It appears that a console-hacking that goes by the name of Fail0verflow have managed to hack PlayStation 4 (PS4) to run a Linux kernel-based operating system.
Fail0verflow announced this week that they successfully cracked the PlayStation 4 and managed to install a full version of Linux on the system, turning the PlayStation 4 into a real PC.
With this latest PS4 hack, the console-hacking group gave the homebrew software community hope that Sony's popular game console will soon become a valuable tool in their arsenal.
What's even more interesting?
The hacking group didn't stop with Linux. The group also managed to install an emulator for the Game Boy Advance and a version of Pokémon, dubbing it the "PlayStation Version."

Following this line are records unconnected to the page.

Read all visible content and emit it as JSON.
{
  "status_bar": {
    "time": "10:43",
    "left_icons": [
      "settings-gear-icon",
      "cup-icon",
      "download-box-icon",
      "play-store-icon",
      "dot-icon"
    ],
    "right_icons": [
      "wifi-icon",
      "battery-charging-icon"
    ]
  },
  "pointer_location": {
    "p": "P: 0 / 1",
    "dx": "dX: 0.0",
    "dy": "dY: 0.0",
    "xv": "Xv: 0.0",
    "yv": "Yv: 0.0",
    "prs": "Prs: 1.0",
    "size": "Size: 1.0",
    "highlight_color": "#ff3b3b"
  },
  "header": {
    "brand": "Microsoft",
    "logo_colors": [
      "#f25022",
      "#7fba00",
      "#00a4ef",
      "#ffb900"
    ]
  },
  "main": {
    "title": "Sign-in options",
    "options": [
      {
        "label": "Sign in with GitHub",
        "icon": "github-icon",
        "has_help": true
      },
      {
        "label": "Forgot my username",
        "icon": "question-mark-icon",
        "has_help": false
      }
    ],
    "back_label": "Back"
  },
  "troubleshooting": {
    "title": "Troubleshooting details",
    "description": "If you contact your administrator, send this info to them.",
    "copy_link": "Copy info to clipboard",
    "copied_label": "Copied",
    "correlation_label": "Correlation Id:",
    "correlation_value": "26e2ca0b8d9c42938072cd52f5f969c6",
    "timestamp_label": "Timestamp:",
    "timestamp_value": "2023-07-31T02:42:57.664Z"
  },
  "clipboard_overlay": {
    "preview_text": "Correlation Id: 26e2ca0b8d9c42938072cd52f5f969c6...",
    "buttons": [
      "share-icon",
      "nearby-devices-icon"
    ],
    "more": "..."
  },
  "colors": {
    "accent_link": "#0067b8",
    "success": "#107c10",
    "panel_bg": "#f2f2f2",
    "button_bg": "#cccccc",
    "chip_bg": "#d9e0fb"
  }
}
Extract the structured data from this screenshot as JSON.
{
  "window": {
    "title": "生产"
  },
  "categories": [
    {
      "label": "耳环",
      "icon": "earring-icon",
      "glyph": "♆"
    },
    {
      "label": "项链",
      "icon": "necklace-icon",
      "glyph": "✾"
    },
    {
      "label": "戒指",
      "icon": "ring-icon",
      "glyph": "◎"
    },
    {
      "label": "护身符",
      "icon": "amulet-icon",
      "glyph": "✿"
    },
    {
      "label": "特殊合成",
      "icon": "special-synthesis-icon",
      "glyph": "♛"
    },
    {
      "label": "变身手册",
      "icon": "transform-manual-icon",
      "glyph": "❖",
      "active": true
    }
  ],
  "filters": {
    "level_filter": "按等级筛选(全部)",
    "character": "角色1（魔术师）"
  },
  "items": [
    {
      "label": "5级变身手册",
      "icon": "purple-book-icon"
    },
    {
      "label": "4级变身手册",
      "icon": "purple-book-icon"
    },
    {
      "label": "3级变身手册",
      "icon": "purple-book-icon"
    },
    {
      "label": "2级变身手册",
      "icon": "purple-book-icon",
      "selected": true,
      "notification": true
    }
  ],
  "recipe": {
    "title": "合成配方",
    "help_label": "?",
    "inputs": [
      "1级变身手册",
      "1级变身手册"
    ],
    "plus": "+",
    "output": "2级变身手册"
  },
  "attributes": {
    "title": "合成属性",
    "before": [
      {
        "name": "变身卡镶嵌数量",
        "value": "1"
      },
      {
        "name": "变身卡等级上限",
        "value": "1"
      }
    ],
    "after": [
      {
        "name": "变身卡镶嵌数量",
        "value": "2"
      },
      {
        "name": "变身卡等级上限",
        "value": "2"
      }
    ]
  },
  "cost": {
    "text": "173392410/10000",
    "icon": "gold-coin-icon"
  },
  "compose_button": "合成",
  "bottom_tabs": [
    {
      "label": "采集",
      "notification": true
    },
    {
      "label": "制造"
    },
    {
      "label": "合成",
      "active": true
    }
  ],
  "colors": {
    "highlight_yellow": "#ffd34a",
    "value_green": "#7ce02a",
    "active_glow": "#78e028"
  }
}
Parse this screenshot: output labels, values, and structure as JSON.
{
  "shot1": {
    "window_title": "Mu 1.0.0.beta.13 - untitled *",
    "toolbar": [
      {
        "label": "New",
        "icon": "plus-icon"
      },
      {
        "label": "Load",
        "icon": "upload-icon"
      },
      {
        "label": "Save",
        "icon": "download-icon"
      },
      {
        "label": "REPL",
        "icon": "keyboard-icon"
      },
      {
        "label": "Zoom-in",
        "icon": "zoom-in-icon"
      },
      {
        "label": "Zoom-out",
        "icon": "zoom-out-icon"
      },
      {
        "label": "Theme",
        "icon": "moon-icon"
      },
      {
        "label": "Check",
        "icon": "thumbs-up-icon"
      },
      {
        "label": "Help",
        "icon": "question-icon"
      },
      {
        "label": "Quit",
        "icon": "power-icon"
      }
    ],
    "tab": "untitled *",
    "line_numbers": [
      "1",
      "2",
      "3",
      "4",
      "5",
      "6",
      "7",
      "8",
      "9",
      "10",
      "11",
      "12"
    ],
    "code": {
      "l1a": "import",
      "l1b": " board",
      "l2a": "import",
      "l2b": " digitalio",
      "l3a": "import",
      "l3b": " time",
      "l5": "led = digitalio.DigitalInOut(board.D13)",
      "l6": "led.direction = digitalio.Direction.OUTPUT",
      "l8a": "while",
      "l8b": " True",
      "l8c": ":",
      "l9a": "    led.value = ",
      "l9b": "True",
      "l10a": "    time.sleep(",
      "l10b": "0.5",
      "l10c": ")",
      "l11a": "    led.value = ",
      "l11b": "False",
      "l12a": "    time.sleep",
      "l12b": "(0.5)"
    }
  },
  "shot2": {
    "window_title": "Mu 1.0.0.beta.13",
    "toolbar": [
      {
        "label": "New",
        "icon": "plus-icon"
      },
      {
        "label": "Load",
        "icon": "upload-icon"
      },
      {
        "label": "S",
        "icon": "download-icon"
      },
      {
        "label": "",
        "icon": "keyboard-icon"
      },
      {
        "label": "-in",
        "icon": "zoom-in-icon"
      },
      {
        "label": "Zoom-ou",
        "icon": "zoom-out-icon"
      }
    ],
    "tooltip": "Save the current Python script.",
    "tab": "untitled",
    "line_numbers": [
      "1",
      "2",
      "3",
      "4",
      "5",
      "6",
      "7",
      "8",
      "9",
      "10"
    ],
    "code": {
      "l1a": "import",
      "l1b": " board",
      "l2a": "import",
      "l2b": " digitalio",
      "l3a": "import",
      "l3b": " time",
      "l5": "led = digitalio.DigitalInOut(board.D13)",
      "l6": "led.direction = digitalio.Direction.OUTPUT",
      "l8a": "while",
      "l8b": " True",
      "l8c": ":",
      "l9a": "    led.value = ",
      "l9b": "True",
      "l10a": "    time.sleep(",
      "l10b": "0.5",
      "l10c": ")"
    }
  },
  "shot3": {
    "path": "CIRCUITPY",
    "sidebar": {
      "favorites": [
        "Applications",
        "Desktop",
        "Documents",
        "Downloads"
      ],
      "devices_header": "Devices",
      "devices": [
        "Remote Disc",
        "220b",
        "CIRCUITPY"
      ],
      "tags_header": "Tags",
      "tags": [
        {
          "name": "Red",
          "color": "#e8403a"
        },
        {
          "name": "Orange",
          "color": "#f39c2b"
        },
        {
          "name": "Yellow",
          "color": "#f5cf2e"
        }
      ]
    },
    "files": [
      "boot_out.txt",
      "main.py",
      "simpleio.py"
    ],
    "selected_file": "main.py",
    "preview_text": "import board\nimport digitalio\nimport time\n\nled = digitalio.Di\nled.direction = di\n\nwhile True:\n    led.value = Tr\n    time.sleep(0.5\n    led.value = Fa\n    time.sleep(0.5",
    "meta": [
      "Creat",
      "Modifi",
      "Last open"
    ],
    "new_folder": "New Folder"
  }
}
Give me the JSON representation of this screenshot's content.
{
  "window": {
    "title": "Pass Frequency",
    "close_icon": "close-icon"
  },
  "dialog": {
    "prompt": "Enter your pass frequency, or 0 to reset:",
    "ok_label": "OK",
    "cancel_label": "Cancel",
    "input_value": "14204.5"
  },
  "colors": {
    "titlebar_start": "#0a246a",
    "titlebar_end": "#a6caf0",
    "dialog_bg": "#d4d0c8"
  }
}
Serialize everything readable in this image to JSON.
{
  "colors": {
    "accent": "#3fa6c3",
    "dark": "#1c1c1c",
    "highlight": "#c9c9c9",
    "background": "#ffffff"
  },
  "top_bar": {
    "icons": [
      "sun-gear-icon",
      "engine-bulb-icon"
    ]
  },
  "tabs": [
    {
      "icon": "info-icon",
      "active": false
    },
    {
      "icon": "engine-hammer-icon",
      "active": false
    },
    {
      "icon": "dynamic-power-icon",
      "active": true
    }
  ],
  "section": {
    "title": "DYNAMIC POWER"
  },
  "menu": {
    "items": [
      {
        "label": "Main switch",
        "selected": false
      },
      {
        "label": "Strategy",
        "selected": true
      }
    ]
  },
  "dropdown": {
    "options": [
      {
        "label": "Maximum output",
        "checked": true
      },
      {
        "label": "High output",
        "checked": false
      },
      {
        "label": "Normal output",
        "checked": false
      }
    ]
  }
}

Although complete details of the hack have yet to be disclosed, it seems that the hacking group exploited a WebKit flaw similar to the one recently used by a hacker named CTurt for developing a fully jailbroken version of the PlayStation 4.
Since this isn't probably the best way to play your favorite old portable games, the hacking group has control of much of the PlayStation 4 system.
In a five-minute-long video given below, you can see how hackers installed Linux on PlayStation 4 and managed to keep many functions in working condition including WiFi, Bluetooth, optical audio, the serial port, and HDMI encoder.
The hacking group presented its PlayStation hack at the 32nd Chaos Communication Congress (32c3) conference that took place on December 30, 2015.
Sony has yet to comment on its part.